__Exercise details__: The data that follows is to be copied exactly, with each image removed.

Entries from a dataset of interfaces
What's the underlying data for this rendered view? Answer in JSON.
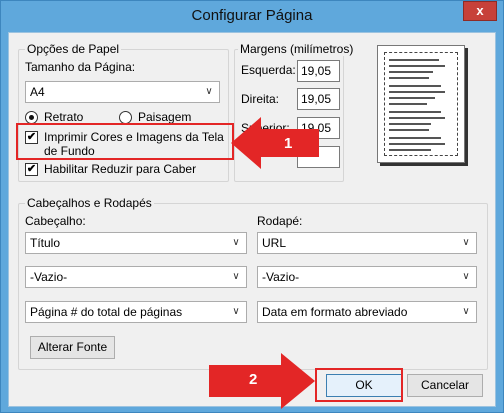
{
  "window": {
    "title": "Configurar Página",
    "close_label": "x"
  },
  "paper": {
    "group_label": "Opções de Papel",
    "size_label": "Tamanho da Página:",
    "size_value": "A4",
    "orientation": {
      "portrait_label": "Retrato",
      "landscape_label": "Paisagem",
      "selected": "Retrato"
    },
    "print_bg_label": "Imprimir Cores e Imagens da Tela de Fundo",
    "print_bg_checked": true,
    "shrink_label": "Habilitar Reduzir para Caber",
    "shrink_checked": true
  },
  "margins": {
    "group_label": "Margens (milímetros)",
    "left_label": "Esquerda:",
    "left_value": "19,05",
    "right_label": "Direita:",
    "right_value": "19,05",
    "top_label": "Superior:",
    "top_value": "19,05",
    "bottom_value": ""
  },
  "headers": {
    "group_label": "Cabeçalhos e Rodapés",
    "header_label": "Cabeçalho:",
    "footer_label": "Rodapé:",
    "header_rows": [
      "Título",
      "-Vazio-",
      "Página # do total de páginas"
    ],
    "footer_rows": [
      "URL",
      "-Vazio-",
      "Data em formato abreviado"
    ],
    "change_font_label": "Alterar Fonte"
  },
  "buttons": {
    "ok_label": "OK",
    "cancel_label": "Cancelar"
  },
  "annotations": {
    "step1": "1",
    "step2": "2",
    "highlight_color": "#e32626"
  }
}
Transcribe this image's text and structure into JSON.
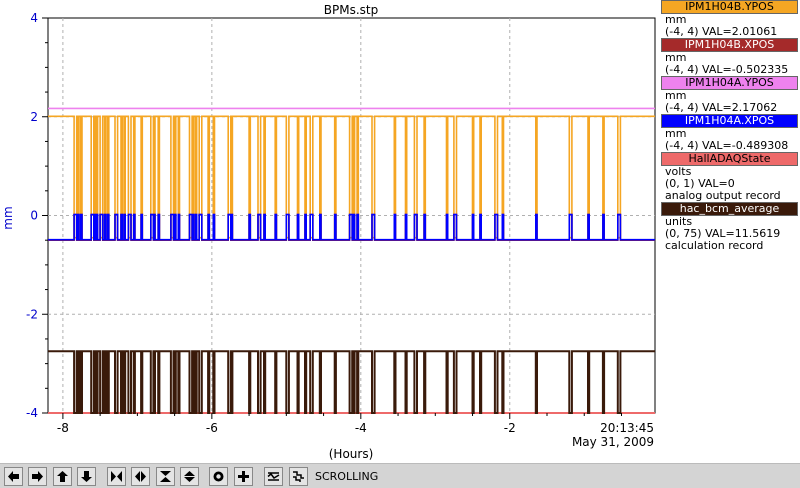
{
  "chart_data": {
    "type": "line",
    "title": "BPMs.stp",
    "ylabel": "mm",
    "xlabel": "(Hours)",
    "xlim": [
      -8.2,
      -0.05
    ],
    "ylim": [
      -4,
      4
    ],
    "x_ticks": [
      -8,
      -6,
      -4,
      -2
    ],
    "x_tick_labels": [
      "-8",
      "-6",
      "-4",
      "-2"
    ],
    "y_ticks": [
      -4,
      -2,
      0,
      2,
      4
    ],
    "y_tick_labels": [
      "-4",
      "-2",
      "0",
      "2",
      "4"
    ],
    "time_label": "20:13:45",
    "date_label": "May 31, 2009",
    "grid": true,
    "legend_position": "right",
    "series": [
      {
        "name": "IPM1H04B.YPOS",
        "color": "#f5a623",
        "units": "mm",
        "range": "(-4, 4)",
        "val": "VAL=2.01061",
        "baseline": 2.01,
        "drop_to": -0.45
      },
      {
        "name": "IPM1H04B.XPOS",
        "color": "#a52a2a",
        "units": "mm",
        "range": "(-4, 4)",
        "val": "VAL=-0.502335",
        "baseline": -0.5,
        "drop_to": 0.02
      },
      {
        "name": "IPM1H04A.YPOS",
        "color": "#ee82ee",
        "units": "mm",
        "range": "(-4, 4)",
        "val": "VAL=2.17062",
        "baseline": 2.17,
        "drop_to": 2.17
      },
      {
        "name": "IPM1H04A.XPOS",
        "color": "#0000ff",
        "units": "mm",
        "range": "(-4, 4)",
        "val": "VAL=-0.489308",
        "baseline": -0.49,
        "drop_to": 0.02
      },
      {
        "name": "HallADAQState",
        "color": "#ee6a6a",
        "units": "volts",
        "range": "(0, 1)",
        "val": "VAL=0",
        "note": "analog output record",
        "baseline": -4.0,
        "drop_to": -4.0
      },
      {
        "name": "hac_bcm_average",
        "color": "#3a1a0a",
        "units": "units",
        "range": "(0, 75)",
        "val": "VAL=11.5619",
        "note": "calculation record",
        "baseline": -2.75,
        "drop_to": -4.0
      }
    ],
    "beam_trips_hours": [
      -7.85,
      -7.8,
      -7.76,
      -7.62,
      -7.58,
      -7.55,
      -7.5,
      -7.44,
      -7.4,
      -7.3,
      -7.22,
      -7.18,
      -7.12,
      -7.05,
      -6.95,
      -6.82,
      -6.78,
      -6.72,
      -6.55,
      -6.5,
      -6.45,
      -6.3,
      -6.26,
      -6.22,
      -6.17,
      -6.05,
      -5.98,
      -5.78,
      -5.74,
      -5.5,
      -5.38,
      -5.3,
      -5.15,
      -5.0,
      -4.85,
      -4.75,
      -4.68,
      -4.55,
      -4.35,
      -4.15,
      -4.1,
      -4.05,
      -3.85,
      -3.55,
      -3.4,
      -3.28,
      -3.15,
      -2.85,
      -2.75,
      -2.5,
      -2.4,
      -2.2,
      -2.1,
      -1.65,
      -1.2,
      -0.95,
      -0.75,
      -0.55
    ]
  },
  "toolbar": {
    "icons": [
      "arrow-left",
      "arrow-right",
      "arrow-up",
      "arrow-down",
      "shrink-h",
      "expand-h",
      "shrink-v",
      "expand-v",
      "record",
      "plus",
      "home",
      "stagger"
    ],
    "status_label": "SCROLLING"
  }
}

__Response below__:
What's the underlying data for this rendered view? Answer in JSON.
{
  "window": {
    "title": "Configurar Página",
    "close_label": "x"
  },
  "paper": {
    "group_label": "Opções de Papel",
    "size_label": "Tamanho da Página:",
    "size_value": "A4",
    "orientation": {
      "portrait_label": "Retrato",
      "landscape_label": "Paisagem",
      "selected": "Retrato"
    },
    "print_bg_label": "Imprimir Cores e Imagens da Tela de Fundo",
    "print_bg_checked": true,
    "shrink_label": "Habilitar Reduzir para Caber",
    "shrink_checked": true
  },
  "margins": {
    "group_label": "Margens (milímetros)",
    "left_label": "Esquerda:",
    "left_value": "19,05",
    "right_label": "Direita:",
    "right_value": "19,05",
    "top_label": "Superior:",
    "top_value": "19,05",
    "bottom_value": ""
  },
  "headers": {
    "group_label": "Cabeçalhos e Rodapés",
    "header_label": "Cabeçalho:",
    "footer_label": "Rodapé:",
    "header_rows": [
      "Título",
      "-Vazio-",
      "Página # do total de páginas"
    ],
    "footer_rows": [
      "URL",
      "-Vazio-",
      "Data em formato abreviado"
    ],
    "change_font_label": "Alterar Fonte"
  },
  "buttons": {
    "ok_label": "OK",
    "cancel_label": "Cancelar"
  },
  "annotations": {
    "step1": "1",
    "step2": "2",
    "highlight_color": "#e32626"
  }
}
Transcribe this image's text and structure into JSON.
{
  "chart_data": {
    "type": "line",
    "title": "BPMs.stp",
    "ylabel": "mm",
    "xlabel": "(Hours)",
    "xlim": [
      -8.2,
      -0.05
    ],
    "ylim": [
      -4,
      4
    ],
    "x_ticks": [
      -8,
      -6,
      -4,
      -2
    ],
    "x_tick_labels": [
      "-8",
      "-6",
      "-4",
      "-2"
    ],
    "y_ticks": [
      -4,
      -2,
      0,
      2,
      4
    ],
    "y_tick_labels": [
      "-4",
      "-2",
      "0",
      "2",
      "4"
    ],
    "time_label": "20:13:45",
    "date_label": "May 31, 2009",
    "grid": true,
    "legend_position": "right",
    "series": [
      {
        "name": "IPM1H04B.YPOS",
        "color": "#f5a623",
        "units": "mm",
        "range": "(-4, 4)",
        "val": "VAL=2.01061",
        "baseline": 2.01,
        "drop_to": -0.45
      },
      {
        "name": "IPM1H04B.XPOS",
        "color": "#a52a2a",
        "units": "mm",
        "range": "(-4, 4)",
        "val": "VAL=-0.502335",
        "baseline": -0.5,
        "drop_to": 0.02
      },
      {
        "name": "IPM1H04A.YPOS",
        "color": "#ee82ee",
        "units": "mm",
        "range": "(-4, 4)",
        "val": "VAL=2.17062",
        "baseline": 2.17,
        "drop_to": 2.17
      },
      {
        "name": "IPM1H04A.XPOS",
        "color": "#0000ff",
        "units": "mm",
        "range": "(-4, 4)",
        "val": "VAL=-0.489308",
        "baseline": -0.49,
        "drop_to": 0.02
      },
      {
        "name": "HallADAQState",
        "color": "#ee6a6a",
        "units": "volts",
        "range": "(0, 1)",
        "val": "VAL=0",
        "note": "analog output record",
        "baseline": -4.0,
        "drop_to": -4.0
      },
      {
        "name": "hac_bcm_average",
        "color": "#3a1a0a",
        "units": "units",
        "range": "(0, 75)",
        "val": "VAL=11.5619",
        "note": "calculation record",
        "baseline": -2.75,
        "drop_to": -4.0
      }
    ],
    "beam_trips_hours": [
      -7.85,
      -7.8,
      -7.76,
      -7.62,
      -7.58,
      -7.55,
      -7.5,
      -7.44,
      -7.4,
      -7.3,
      -7.22,
      -7.18,
      -7.12,
      -7.05,
      -6.95,
      -6.82,
      -6.78,
      -6.72,
      -6.55,
      -6.5,
      -6.45,
      -6.3,
      -6.26,
      -6.22,
      -6.17,
      -6.05,
      -5.98,
      -5.78,
      -5.74,
      -5.5,
      -5.38,
      -5.3,
      -5.15,
      -5.0,
      -4.85,
      -4.75,
      -4.68,
      -4.55,
      -4.35,
      -4.15,
      -4.1,
      -4.05,
      -3.85,
      -3.55,
      -3.4,
      -3.28,
      -3.15,
      -2.85,
      -2.75,
      -2.5,
      -2.4,
      -2.2,
      -2.1,
      -1.65,
      -1.2,
      -0.95,
      -0.75,
      -0.55
    ]
  },
  "toolbar": {
    "icons": [
      "arrow-left",
      "arrow-right",
      "arrow-up",
      "arrow-down",
      "shrink-h",
      "expand-h",
      "shrink-v",
      "expand-v",
      "record",
      "plus",
      "home",
      "stagger"
    ],
    "status_label": "SCROLLING"
  }
}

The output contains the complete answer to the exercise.